An exact reproduction of the records is required. Images must be left out.

Start of Block

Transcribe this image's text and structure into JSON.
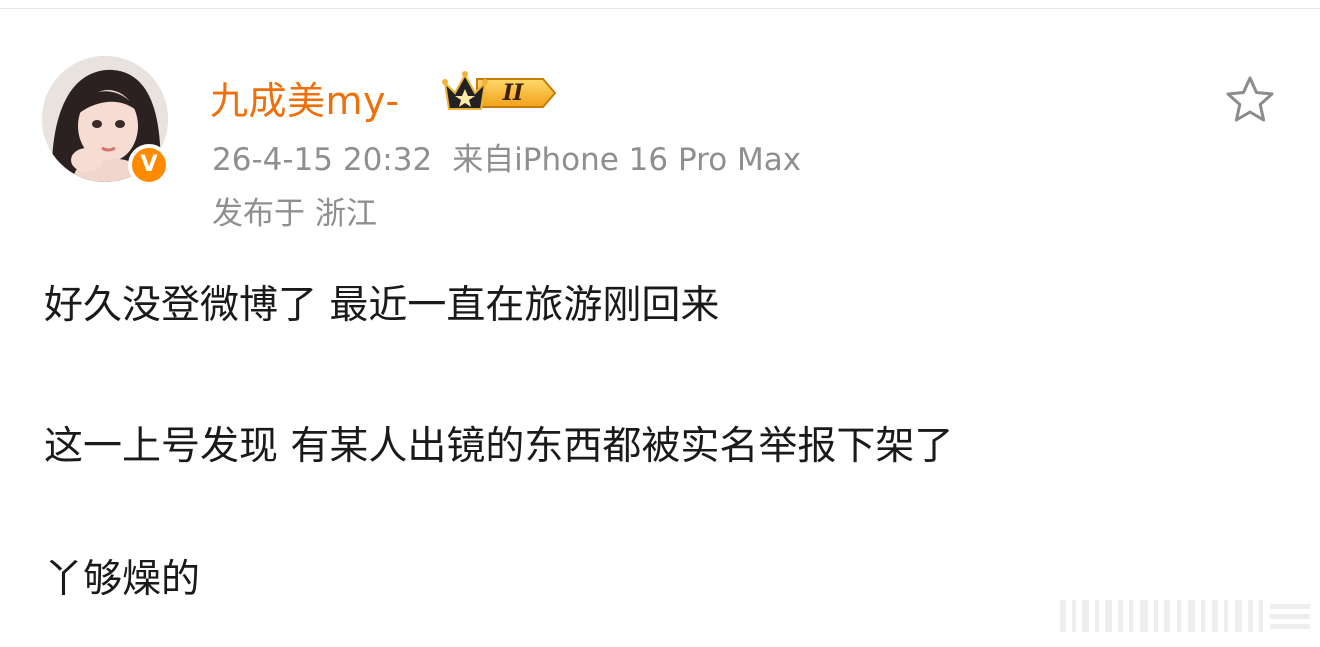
{
  "user": {
    "name": "九成美my-",
    "vip_level": "II",
    "verified_mark": "V",
    "avatar_icon": "avatar-image"
  },
  "post": {
    "time": "26-4-15 20:32",
    "source": "来自iPhone 16 Pro Max",
    "location_prefix": "发布于",
    "location": "浙江",
    "lines": [
      "好久没登微博了 最近一直在旅游刚回来",
      "这一上号发现 有某人出镜的东西都被实名举报下架了",
      "丫够燥的"
    ]
  },
  "actions": {
    "favorite_icon": "star-outline-icon"
  },
  "colors": {
    "username": "#f06f0a",
    "meta": "#8f8f8f",
    "text": "#1a1a1a",
    "verified_badge": "#ff8a00"
  }
}
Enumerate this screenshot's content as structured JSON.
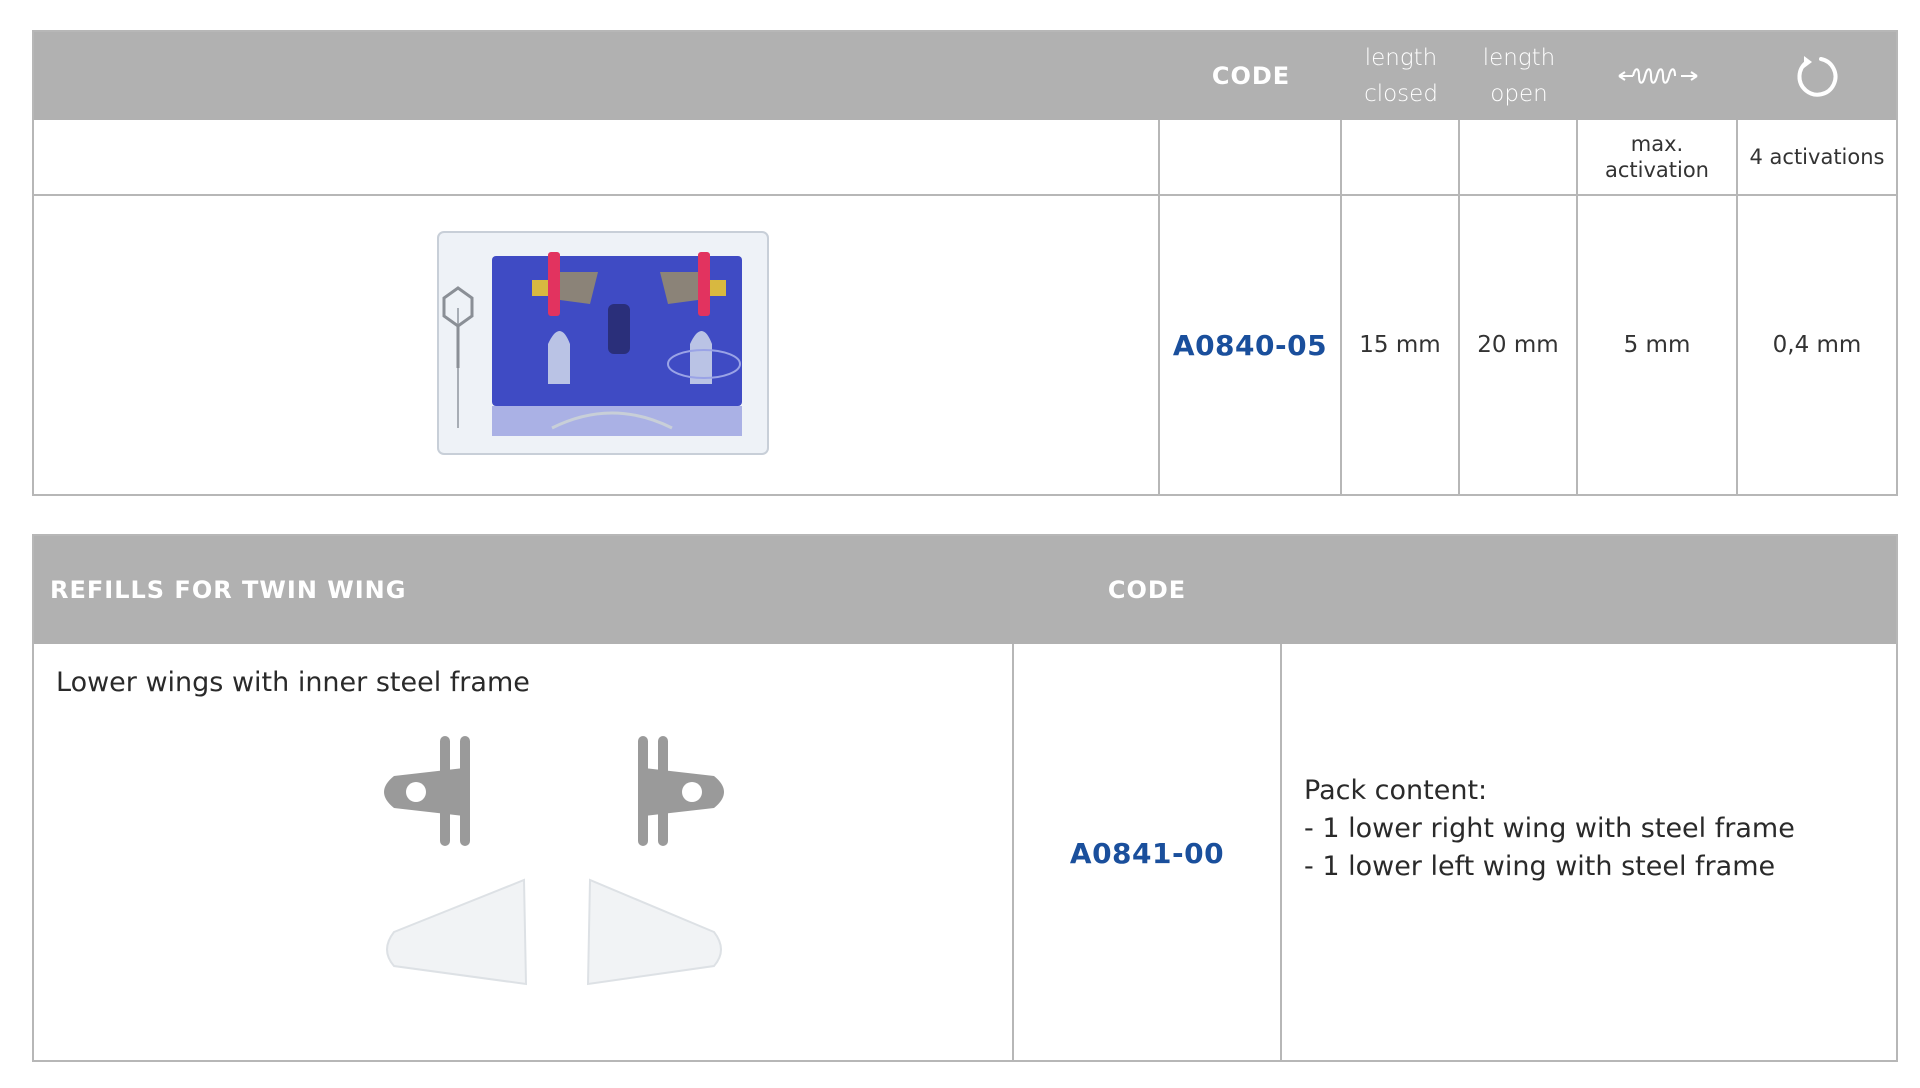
{
  "table1": {
    "header": {
      "code_label": "CODE",
      "length_closed_line1": "length",
      "length_closed_line2": "closed",
      "length_open_line1": "length",
      "length_open_line2": "open",
      "spring_icon": "spring-icon",
      "rotate_icon": "rotate-icon"
    },
    "subheader": {
      "max_activation_line1": "max.",
      "max_activation_line2": "activation",
      "activations": "4 activations"
    },
    "row": {
      "product_image": "product-box-image",
      "code": "A0840-05",
      "length_closed": "15 mm",
      "length_open": "20 mm",
      "max_activation": "5 mm",
      "activation_4": "0,4 mm"
    }
  },
  "table2": {
    "header": {
      "title": "REFILLS FOR TWIN WING",
      "code_label": "CODE"
    },
    "row": {
      "description": "Lower wings with inner steel frame",
      "code": "A0841-00",
      "pack_title": "Pack content:",
      "pack_items": [
        "- 1 lower right wing with steel frame",
        "- 1 lower left wing with steel frame"
      ]
    }
  },
  "colors": {
    "header_bg": "#b1b1b1",
    "border": "#b7b7b7",
    "code_blue": "#1a4f9c"
  }
}
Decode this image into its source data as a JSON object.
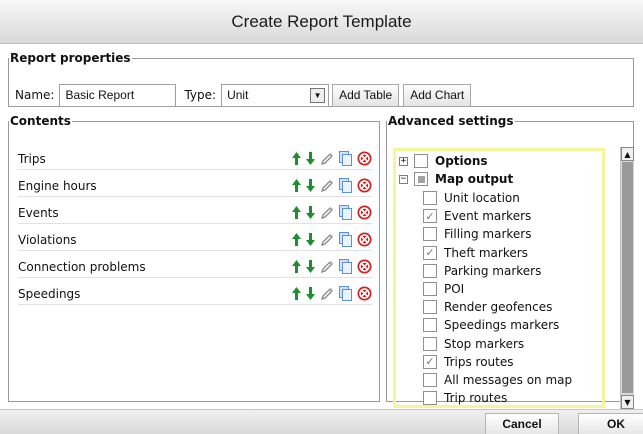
{
  "window": {
    "title": "Create Report Template"
  },
  "report_properties": {
    "legend": "Report properties",
    "name_label": "Name:",
    "name_value": "Basic Report",
    "type_label": "Type:",
    "type_value": "Unit",
    "add_table_label": "Add Table",
    "add_chart_label": "Add Chart"
  },
  "contents": {
    "legend": "Contents",
    "items": [
      {
        "label": "Trips"
      },
      {
        "label": "Engine hours"
      },
      {
        "label": "Events"
      },
      {
        "label": "Violations"
      },
      {
        "label": "Connection problems"
      },
      {
        "label": "Speedings"
      }
    ],
    "icons": [
      "move-up-icon",
      "move-down-icon",
      "edit-icon",
      "copy-icon",
      "delete-icon"
    ]
  },
  "advanced": {
    "legend": "Advanced settings",
    "options": {
      "label": "Options",
      "expander": "+",
      "checked": false
    },
    "map_output": {
      "label": "Map output",
      "expander": "−",
      "state": "partial"
    },
    "items": [
      {
        "label": "Unit location",
        "checked": false
      },
      {
        "label": "Event markers",
        "checked": true
      },
      {
        "label": "Filling markers",
        "checked": false
      },
      {
        "label": "Theft markers",
        "checked": true
      },
      {
        "label": "Parking markers",
        "checked": false
      },
      {
        "label": "POI",
        "checked": false
      },
      {
        "label": "Render geofences",
        "checked": false
      },
      {
        "label": "Speedings markers",
        "checked": false
      },
      {
        "label": "Stop markers",
        "checked": false
      },
      {
        "label": "Trips routes",
        "checked": true
      },
      {
        "label": "All messages on map",
        "checked": false
      },
      {
        "label": "Trip routes",
        "checked": false
      }
    ]
  },
  "footer": {
    "cancel_label": "Cancel",
    "ok_label": "OK"
  },
  "colors": {
    "arrow_green": "#1e8f2e",
    "delete_red": "#d62020",
    "highlight_yellow": "#f5f59a"
  }
}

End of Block

The answer »
Transcribe this image's text and structure into JSON.
{
  "user": {
    "name": "九成美my-",
    "vip_level": "II",
    "verified_mark": "V",
    "avatar_icon": "avatar-image"
  },
  "post": {
    "time": "26-4-15 20:32",
    "source": "来自iPhone 16 Pro Max",
    "location_prefix": "发布于",
    "location": "浙江",
    "lines": [
      "好久没登微博了 最近一直在旅游刚回来",
      "这一上号发现 有某人出镜的东西都被实名举报下架了",
      "丫够燥的"
    ]
  },
  "actions": {
    "favorite_icon": "star-outline-icon"
  },
  "colors": {
    "username": "#f06f0a",
    "meta": "#8f8f8f",
    "text": "#1a1a1a",
    "verified_badge": "#ff8a00"
  }
}
Enumerate this screenshot's content as structured JSON.
{
  "table1": {
    "header": {
      "code_label": "CODE",
      "length_closed_line1": "length",
      "length_closed_line2": "closed",
      "length_open_line1": "length",
      "length_open_line2": "open",
      "spring_icon": "spring-icon",
      "rotate_icon": "rotate-icon"
    },
    "subheader": {
      "max_activation_line1": "max.",
      "max_activation_line2": "activation",
      "activations": "4 activations"
    },
    "row": {
      "product_image": "product-box-image",
      "code": "A0840-05",
      "length_closed": "15 mm",
      "length_open": "20 mm",
      "max_activation": "5 mm",
      "activation_4": "0,4 mm"
    }
  },
  "table2": {
    "header": {
      "title": "REFILLS FOR TWIN WING",
      "code_label": "CODE"
    },
    "row": {
      "description": "Lower wings with inner steel frame",
      "code": "A0841-00",
      "pack_title": "Pack content:",
      "pack_items": [
        "- 1 lower right wing with steel frame",
        "- 1 lower left wing with steel frame"
      ]
    }
  },
  "colors": {
    "header_bg": "#b1b1b1",
    "border": "#b7b7b7",
    "code_blue": "#1a4f9c"
  }
}
Decode this image into its source data as a JSON object.
{
  "window": {
    "title": "Create Report Template"
  },
  "report_properties": {
    "legend": "Report properties",
    "name_label": "Name:",
    "name_value": "Basic Report",
    "type_label": "Type:",
    "type_value": "Unit",
    "add_table_label": "Add Table",
    "add_chart_label": "Add Chart"
  },
  "contents": {
    "legend": "Contents",
    "items": [
      {
        "label": "Trips"
      },
      {
        "label": "Engine hours"
      },
      {
        "label": "Events"
      },
      {
        "label": "Violations"
      },
      {
        "label": "Connection problems"
      },
      {
        "label": "Speedings"
      }
    ],
    "icons": [
      "move-up-icon",
      "move-down-icon",
      "edit-icon",
      "copy-icon",
      "delete-icon"
    ]
  },
  "advanced": {
    "legend": "Advanced settings",
    "options": {
      "label": "Options",
      "expander": "+",
      "checked": false
    },
    "map_output": {
      "label": "Map output",
      "expander": "−",
      "state": "partial"
    },
    "items": [
      {
        "label": "Unit location",
        "checked": false
      },
      {
        "label": "Event markers",
        "checked": true
      },
      {
        "label": "Filling markers",
        "checked": false
      },
      {
        "label": "Theft markers",
        "checked": true
      },
      {
        "label": "Parking markers",
        "checked": false
      },
      {
        "label": "POI",
        "checked": false
      },
      {
        "label": "Render geofences",
        "checked": false
      },
      {
        "label": "Speedings markers",
        "checked": false
      },
      {
        "label": "Stop markers",
        "checked": false
      },
      {
        "label": "Trips routes",
        "checked": true
      },
      {
        "label": "All messages on map",
        "checked": false
      },
      {
        "label": "Trip routes",
        "checked": false
      }
    ]
  },
  "footer": {
    "cancel_label": "Cancel",
    "ok_label": "OK"
  },
  "colors": {
    "arrow_green": "#1e8f2e",
    "delete_red": "#d62020",
    "highlight_yellow": "#f5f59a"
  }
}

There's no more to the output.